RECORDS SUPPLIED:
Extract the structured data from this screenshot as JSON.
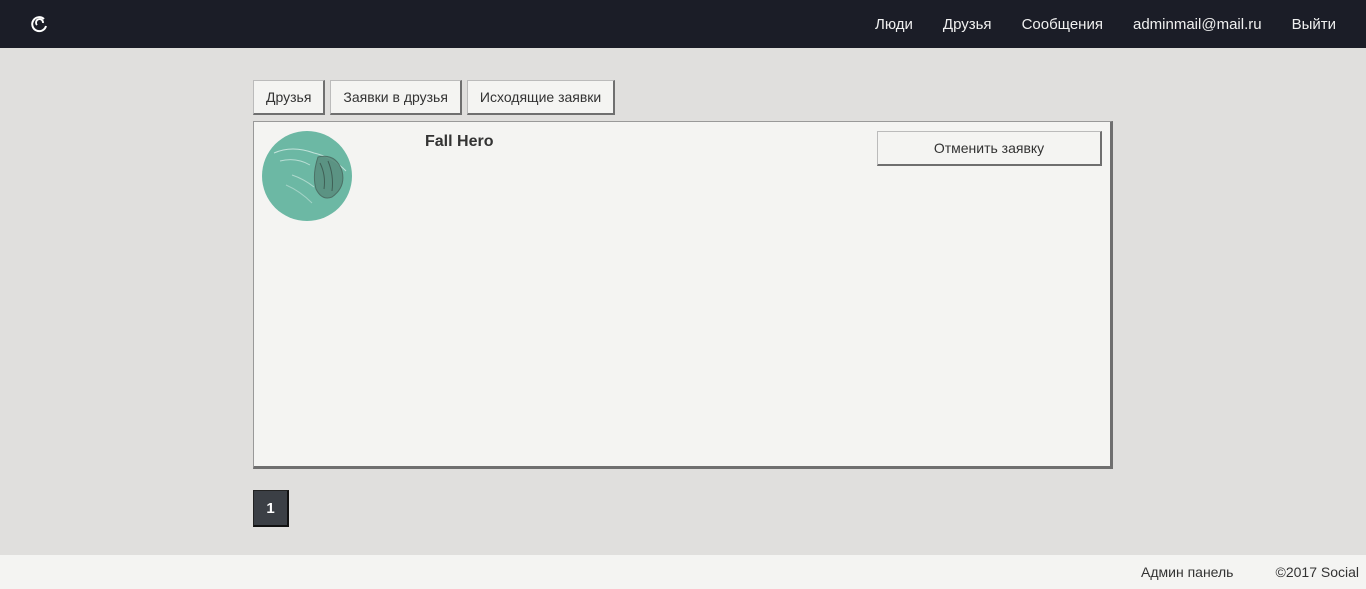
{
  "navbar": {
    "logo_icon": "swirl-logo-icon",
    "links": [
      "Люди",
      "Друзья",
      "Сообщения",
      "adminmail@mail.ru",
      "Выйти"
    ]
  },
  "tabs": [
    "Друзья",
    "Заявки в друзья",
    "Исходящие заявки"
  ],
  "request": {
    "avatar_icon": "user-avatar",
    "name": "Fall Hero",
    "cancel_label": "Отменить заявку"
  },
  "pagination": {
    "current_page": "1"
  },
  "footer": {
    "admin_link": "Админ панель",
    "copyright": "©2017 Social"
  },
  "colors": {
    "navbar_bg": "#1b1d27",
    "page_bg": "#e0dfdd",
    "panel_bg": "#f4f4f2",
    "avatar_bg": "#6cb8a4",
    "page_button_bg": "#3b3f45"
  }
}
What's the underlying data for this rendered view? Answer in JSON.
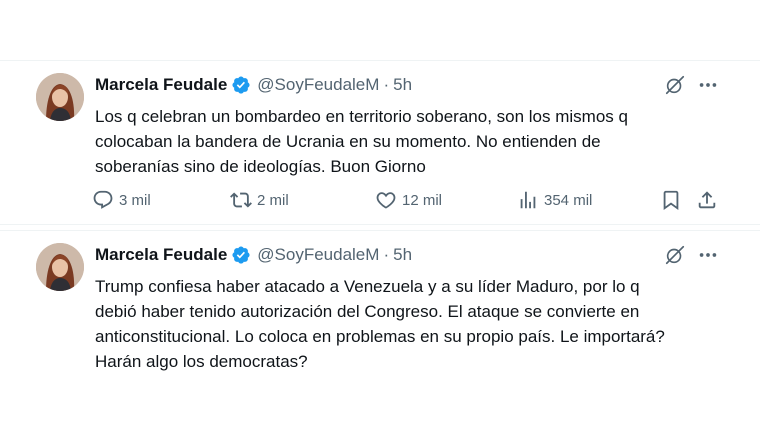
{
  "colors": {
    "text": "#0f1419",
    "secondary": "#536471",
    "verified": "#1d9bf0",
    "border": "#eff3f4"
  },
  "tweets": [
    {
      "author": {
        "name": "Marcela Feudale",
        "handle": "@SoyFeudaleM"
      },
      "separator": "·",
      "time": "5h",
      "text": "Los q celebran un bombardeo en territorio soberano, son los mismos q\ncolocaban la bandera de Ucrania en su momento. No entienden de\nsoberanías sino de ideologías. Buon Giorno",
      "stats": {
        "replies": "3 mil",
        "reposts": "2 mil",
        "likes": "12 mil",
        "views": "354 mil"
      }
    },
    {
      "author": {
        "name": "Marcela Feudale",
        "handle": "@SoyFeudaleM"
      },
      "separator": "·",
      "time": "5h",
      "text": "Trump confiesa haber atacado a Venezuela y a su líder Maduro, por lo q\ndebió haber tenido autorización del Congreso. El ataque se convierte en\nanticonstitucional. Lo coloca en problemas en su propio país. Le importará?\nHarán algo los democratas?"
    }
  ],
  "icons": [
    "verified-badge-icon",
    "grok-icon",
    "more-icon",
    "reply-icon",
    "repost-icon",
    "like-icon",
    "views-icon",
    "bookmark-icon",
    "share-icon"
  ]
}
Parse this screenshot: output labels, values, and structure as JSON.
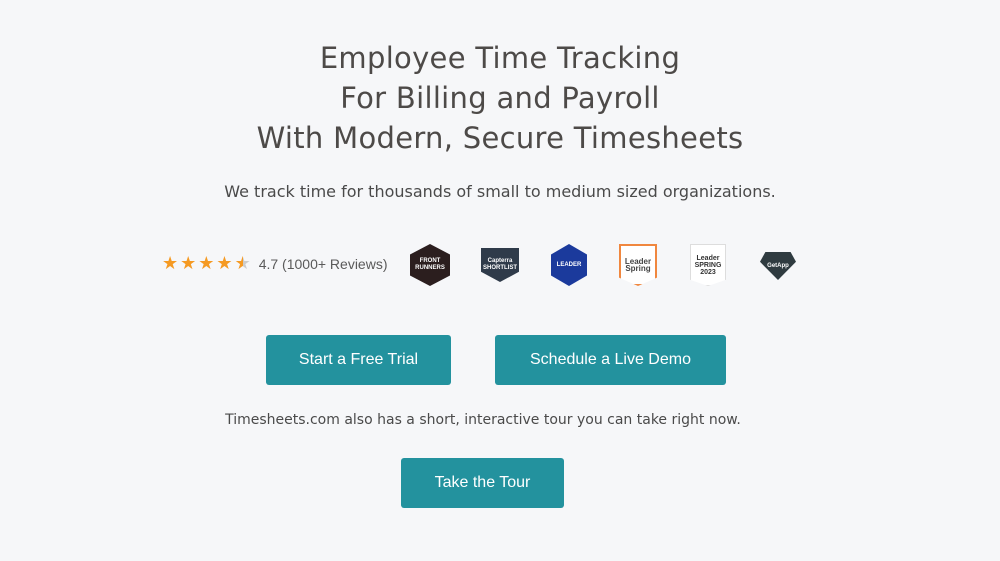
{
  "hero": {
    "title_lines": [
      "Employee Time Tracking",
      "For Billing and Payroll",
      "With Modern, Secure Timesheets"
    ],
    "subtitle": "We track time for thousands of small to medium sized organizations."
  },
  "rating": {
    "value": 4.7,
    "text": "4.7 (1000+ Reviews)",
    "stars": 4.5,
    "star_color": "#f59a23"
  },
  "badges": [
    {
      "name": "software-advice-front-runners",
      "label": "FRONT RUNNERS",
      "color": "#2b1e1e"
    },
    {
      "name": "capterra-shortlist",
      "label": "Capterra SHORTLIST",
      "color": "#2f3b4a"
    },
    {
      "name": "leader-badge",
      "label": "LEADER",
      "color": "#1b3a9c"
    },
    {
      "name": "sourceforge-leader-spring",
      "label": "Leader Spring",
      "color": "#f0873f"
    },
    {
      "name": "g2-leader-spring-2023",
      "label": "Leader SPRING 2023",
      "color": "#e8463a"
    },
    {
      "name": "getapp-category-leaders",
      "label": "GetApp",
      "color": "#2f3b40"
    }
  ],
  "buttons": {
    "trial": "Start a Free Trial",
    "demo": "Schedule a Live Demo",
    "tour": "Take the Tour"
  },
  "tour_note": "Timesheets.com also has a short, interactive tour you can take right now.",
  "colors": {
    "accent": "#23929e",
    "background": "#f6f7f9"
  }
}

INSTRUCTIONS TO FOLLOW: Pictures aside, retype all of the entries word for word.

RESPONSE FOR THIS EXERCISE:
Extract the structured data from this screenshot as JSON.
{
  "navbar": {
    "logo_icon": "swirl-logo-icon",
    "links": [
      "Люди",
      "Друзья",
      "Сообщения",
      "adminmail@mail.ru",
      "Выйти"
    ]
  },
  "tabs": [
    "Друзья",
    "Заявки в друзья",
    "Исходящие заявки"
  ],
  "request": {
    "avatar_icon": "user-avatar",
    "name": "Fall Hero",
    "cancel_label": "Отменить заявку"
  },
  "pagination": {
    "current_page": "1"
  },
  "footer": {
    "admin_link": "Админ панель",
    "copyright": "©2017 Social"
  },
  "colors": {
    "navbar_bg": "#1b1d27",
    "page_bg": "#e0dfdd",
    "panel_bg": "#f4f4f2",
    "avatar_bg": "#6cb8a4",
    "page_button_bg": "#3b3f45"
  }
}
What's the underlying data for this rendered view? Answer in JSON.
{
  "colors": {
    "text": "#0f1419",
    "secondary": "#536471",
    "verified": "#1d9bf0",
    "border": "#eff3f4"
  },
  "tweets": [
    {
      "author": {
        "name": "Marcela Feudale",
        "handle": "@SoyFeudaleM"
      },
      "separator": "·",
      "time": "5h",
      "text": "Los q celebran un bombardeo en territorio soberano, son los mismos q\ncolocaban la bandera de Ucrania en su momento. No entienden de\nsoberanías sino de ideologías. Buon Giorno",
      "stats": {
        "replies": "3 mil",
        "reposts": "2 mil",
        "likes": "12 mil",
        "views": "354 mil"
      }
    },
    {
      "author": {
        "name": "Marcela Feudale",
        "handle": "@SoyFeudaleM"
      },
      "separator": "·",
      "time": "5h",
      "text": "Trump confiesa haber atacado a Venezuela y a su líder Maduro, por lo q\ndebió haber tenido autorización del Congreso. El ataque se convierte en\nanticonstitucional. Lo coloca en problemas en su propio país. Le importará?\nHarán algo los democratas?"
    }
  ],
  "icons": [
    "verified-badge-icon",
    "grok-icon",
    "more-icon",
    "reply-icon",
    "repost-icon",
    "like-icon",
    "views-icon",
    "bookmark-icon",
    "share-icon"
  ]
}
Parse this screenshot: output labels, values, and structure as JSON.
{
  "hero": {
    "title_lines": [
      "Employee Time Tracking",
      "For Billing and Payroll",
      "With Modern, Secure Timesheets"
    ],
    "subtitle": "We track time for thousands of small to medium sized organizations."
  },
  "rating": {
    "value": 4.7,
    "text": "4.7 (1000+ Reviews)",
    "stars": 4.5,
    "star_color": "#f59a23"
  },
  "badges": [
    {
      "name": "software-advice-front-runners",
      "label": "FRONT RUNNERS",
      "color": "#2b1e1e"
    },
    {
      "name": "capterra-shortlist",
      "label": "Capterra SHORTLIST",
      "color": "#2f3b4a"
    },
    {
      "name": "leader-badge",
      "label": "LEADER",
      "color": "#1b3a9c"
    },
    {
      "name": "sourceforge-leader-spring",
      "label": "Leader Spring",
      "color": "#f0873f"
    },
    {
      "name": "g2-leader-spring-2023",
      "label": "Leader SPRING 2023",
      "color": "#e8463a"
    },
    {
      "name": "getapp-category-leaders",
      "label": "GetApp",
      "color": "#2f3b40"
    }
  ],
  "buttons": {
    "trial": "Start a Free Trial",
    "demo": "Schedule a Live Demo",
    "tour": "Take the Tour"
  },
  "tour_note": "Timesheets.com also has a short, interactive tour you can take right now.",
  "colors": {
    "accent": "#23929e",
    "background": "#f6f7f9"
  }
}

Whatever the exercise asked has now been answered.